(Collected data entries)
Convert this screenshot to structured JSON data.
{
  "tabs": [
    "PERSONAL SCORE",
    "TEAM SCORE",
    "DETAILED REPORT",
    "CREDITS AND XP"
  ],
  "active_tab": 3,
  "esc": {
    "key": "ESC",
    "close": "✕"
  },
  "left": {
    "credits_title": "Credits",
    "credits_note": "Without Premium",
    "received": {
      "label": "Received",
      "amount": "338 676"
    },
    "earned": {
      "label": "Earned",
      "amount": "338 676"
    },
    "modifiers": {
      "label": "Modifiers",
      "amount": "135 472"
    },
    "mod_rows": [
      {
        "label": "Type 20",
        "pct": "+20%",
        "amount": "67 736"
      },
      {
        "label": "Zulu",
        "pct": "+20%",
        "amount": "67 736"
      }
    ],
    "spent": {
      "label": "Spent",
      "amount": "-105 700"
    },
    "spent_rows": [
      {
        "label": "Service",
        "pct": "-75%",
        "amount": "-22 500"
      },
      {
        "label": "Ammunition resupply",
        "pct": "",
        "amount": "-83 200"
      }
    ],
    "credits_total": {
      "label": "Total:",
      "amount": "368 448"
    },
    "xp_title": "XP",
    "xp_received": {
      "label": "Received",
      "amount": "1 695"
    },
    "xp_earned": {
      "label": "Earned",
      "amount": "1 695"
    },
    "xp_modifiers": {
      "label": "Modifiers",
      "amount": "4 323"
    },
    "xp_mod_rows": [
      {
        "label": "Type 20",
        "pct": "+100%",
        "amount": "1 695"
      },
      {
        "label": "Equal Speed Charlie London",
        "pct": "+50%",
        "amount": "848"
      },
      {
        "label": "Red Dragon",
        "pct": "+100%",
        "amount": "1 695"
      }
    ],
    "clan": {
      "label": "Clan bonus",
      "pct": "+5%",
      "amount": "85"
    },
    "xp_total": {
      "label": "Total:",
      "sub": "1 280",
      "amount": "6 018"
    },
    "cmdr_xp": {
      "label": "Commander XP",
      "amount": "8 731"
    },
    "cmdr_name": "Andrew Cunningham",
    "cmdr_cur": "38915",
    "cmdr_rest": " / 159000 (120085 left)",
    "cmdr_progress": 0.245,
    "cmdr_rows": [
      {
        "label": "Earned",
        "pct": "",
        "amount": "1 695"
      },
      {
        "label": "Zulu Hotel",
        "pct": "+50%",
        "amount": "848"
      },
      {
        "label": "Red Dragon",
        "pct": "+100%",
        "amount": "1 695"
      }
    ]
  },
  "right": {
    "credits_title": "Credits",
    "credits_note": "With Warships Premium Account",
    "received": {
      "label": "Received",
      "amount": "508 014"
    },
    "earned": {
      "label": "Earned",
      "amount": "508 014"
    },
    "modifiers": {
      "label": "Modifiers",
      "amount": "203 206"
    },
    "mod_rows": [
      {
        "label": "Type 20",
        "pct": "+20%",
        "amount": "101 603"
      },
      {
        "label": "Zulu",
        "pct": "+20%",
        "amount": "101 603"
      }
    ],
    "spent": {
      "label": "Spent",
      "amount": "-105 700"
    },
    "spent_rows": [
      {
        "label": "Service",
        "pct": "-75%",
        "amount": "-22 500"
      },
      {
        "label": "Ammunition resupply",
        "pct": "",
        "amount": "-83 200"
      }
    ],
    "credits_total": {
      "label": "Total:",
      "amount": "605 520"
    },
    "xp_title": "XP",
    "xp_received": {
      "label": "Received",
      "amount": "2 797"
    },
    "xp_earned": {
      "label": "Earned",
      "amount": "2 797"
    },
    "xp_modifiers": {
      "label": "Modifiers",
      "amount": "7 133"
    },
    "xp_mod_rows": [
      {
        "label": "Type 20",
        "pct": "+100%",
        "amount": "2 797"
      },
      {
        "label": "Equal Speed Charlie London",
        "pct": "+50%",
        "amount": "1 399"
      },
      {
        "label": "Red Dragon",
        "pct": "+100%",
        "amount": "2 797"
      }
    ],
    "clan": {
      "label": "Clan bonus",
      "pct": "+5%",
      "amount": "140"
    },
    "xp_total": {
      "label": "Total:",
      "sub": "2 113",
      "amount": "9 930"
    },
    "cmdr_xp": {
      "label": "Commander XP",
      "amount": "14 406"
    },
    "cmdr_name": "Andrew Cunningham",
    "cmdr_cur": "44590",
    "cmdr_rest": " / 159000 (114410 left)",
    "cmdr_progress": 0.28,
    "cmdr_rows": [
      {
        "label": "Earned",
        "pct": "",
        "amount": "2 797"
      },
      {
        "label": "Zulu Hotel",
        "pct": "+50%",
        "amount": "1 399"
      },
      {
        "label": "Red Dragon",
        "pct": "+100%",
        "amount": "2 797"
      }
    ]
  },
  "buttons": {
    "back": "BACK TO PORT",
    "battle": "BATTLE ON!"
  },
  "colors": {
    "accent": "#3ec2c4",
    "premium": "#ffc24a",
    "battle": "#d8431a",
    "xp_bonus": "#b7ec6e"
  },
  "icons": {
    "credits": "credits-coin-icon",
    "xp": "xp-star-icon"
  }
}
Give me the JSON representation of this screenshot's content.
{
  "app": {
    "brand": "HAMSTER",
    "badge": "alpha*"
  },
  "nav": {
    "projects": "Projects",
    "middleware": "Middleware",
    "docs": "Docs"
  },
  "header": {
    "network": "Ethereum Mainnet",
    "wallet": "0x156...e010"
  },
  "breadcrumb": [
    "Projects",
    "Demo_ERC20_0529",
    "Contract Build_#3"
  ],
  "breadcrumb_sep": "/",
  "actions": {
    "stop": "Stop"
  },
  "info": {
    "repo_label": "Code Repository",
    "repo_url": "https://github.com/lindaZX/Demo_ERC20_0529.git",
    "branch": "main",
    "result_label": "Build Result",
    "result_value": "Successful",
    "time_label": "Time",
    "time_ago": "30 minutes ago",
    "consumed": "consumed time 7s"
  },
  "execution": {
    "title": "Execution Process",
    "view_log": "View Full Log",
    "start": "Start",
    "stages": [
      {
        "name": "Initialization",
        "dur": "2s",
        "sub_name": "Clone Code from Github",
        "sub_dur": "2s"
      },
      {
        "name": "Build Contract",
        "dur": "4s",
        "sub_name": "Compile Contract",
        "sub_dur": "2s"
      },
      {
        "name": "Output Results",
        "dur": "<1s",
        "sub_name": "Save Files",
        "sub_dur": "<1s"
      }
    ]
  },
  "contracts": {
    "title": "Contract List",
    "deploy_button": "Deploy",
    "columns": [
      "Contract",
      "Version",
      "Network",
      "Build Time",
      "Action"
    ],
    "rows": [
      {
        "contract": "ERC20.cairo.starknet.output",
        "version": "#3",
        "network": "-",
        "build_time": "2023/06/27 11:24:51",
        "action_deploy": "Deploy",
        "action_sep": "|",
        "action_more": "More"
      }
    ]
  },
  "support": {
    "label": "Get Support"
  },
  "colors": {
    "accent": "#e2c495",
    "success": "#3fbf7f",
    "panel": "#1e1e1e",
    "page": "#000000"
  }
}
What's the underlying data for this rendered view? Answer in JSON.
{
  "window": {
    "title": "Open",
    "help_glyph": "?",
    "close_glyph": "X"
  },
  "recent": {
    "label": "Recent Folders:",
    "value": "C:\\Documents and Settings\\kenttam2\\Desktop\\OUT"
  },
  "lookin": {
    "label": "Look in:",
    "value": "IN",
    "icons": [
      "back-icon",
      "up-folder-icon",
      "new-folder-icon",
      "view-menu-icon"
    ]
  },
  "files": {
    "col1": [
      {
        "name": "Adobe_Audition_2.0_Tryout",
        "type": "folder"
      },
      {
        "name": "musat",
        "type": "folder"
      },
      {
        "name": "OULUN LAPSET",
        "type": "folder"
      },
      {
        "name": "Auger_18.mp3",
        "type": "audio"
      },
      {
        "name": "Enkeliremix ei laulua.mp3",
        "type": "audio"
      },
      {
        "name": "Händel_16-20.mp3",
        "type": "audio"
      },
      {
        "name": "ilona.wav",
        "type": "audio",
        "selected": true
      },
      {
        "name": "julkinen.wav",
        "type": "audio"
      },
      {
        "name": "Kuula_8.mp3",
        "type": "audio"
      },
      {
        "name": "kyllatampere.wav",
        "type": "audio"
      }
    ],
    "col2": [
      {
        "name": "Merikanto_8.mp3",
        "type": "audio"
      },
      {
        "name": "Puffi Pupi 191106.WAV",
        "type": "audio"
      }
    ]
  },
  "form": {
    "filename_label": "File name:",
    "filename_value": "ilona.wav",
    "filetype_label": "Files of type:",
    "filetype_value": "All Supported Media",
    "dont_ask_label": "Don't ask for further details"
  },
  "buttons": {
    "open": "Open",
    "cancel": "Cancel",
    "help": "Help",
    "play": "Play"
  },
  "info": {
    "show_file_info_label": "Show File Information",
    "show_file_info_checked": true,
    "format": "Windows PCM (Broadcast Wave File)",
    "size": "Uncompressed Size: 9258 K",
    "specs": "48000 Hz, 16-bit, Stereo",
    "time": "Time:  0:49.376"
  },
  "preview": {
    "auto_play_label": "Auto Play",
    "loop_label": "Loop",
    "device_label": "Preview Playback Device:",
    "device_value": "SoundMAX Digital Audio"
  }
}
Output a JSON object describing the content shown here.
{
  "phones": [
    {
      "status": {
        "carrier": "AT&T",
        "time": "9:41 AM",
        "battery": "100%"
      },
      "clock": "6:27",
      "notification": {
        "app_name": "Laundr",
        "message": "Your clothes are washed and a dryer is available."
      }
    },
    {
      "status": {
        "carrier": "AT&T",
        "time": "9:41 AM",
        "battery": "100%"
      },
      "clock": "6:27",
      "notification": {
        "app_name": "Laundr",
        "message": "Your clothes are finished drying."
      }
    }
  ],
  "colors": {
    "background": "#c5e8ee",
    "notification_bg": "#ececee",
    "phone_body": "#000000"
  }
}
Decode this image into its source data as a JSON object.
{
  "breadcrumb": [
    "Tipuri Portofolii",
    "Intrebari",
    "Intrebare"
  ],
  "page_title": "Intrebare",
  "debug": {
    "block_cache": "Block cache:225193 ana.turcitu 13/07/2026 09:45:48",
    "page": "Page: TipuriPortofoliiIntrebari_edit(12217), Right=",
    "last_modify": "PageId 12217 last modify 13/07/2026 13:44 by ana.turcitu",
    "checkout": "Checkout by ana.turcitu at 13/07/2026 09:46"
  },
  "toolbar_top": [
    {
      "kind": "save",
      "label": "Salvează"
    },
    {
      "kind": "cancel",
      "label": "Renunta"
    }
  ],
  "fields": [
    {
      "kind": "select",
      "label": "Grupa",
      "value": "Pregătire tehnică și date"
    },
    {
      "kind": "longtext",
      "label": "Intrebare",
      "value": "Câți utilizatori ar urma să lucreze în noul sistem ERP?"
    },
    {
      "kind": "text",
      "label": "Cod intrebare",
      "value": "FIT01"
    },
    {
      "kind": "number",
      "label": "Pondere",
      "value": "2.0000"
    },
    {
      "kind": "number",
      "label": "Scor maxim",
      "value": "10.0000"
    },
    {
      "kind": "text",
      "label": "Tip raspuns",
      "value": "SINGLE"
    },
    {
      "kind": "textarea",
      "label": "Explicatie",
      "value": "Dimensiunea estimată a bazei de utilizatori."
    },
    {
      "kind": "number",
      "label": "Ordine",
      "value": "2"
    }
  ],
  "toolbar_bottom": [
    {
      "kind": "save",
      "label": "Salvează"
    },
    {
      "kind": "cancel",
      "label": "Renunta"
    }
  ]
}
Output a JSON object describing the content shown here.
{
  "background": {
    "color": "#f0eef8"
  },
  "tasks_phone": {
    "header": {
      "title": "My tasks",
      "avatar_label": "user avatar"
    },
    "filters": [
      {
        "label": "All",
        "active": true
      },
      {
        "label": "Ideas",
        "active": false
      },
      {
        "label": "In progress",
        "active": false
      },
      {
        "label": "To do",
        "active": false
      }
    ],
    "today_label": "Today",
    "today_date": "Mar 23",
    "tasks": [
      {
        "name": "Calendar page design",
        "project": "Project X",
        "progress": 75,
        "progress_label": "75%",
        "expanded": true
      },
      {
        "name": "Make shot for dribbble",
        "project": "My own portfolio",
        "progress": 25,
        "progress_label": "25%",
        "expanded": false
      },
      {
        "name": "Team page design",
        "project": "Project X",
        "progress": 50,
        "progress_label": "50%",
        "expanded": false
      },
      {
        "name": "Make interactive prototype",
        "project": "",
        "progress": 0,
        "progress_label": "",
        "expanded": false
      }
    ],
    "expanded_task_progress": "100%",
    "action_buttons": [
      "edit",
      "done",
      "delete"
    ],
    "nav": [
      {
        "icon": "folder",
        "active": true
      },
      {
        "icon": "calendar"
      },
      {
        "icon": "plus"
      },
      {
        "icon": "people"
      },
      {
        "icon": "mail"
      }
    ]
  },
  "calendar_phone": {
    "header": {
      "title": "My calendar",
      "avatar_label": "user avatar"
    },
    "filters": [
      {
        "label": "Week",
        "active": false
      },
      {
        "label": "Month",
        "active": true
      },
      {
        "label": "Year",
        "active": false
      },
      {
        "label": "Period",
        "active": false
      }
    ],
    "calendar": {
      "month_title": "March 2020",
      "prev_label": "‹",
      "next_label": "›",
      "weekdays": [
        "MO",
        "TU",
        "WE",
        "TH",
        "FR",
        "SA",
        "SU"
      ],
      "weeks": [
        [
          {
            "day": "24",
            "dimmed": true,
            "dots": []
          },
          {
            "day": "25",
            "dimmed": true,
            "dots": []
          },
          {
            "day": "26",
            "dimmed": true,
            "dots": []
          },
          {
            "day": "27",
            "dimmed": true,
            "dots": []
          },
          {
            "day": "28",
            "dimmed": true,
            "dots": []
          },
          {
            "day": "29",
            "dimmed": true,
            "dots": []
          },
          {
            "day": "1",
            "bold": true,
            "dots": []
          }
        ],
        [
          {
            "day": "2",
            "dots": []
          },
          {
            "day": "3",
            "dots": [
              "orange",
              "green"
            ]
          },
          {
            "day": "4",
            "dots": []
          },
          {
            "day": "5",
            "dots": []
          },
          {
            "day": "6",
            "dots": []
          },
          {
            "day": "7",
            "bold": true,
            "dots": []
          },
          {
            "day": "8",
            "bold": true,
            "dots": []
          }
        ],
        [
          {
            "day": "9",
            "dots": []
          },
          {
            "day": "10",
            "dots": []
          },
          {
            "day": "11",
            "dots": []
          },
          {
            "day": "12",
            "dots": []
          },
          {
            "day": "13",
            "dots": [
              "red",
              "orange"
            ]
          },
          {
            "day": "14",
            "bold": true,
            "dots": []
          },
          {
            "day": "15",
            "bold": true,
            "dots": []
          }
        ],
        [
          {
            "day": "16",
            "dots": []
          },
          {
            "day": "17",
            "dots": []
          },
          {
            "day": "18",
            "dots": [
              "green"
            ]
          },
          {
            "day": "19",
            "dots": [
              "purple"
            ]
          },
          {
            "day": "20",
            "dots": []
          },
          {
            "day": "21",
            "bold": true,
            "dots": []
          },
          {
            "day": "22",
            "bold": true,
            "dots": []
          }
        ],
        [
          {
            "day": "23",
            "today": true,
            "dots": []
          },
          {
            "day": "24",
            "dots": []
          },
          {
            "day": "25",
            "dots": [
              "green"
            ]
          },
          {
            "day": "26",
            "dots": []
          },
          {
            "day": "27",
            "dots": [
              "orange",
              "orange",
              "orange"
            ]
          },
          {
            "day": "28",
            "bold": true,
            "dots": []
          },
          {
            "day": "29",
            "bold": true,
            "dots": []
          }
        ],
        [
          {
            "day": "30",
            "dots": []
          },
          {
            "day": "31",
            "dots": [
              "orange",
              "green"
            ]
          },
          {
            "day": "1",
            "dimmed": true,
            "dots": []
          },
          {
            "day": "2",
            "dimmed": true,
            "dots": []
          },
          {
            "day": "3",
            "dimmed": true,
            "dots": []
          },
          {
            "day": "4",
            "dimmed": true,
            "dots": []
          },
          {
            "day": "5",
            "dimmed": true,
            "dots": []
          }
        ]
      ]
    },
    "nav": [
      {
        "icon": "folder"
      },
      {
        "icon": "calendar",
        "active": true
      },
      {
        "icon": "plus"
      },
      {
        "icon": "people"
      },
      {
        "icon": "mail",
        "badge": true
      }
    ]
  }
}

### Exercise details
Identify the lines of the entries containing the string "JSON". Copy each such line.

### Response for this exercise
Convert this screenshot to structured JSON data.
Give me the JSON representation of this screenshot's content.
What's the underlying data for this rendered view? Answer in JSON.
Output a JSON object describing the content shown here.
Decode this image into its source data as a JSON object.
Output a JSON object describing the content shown here.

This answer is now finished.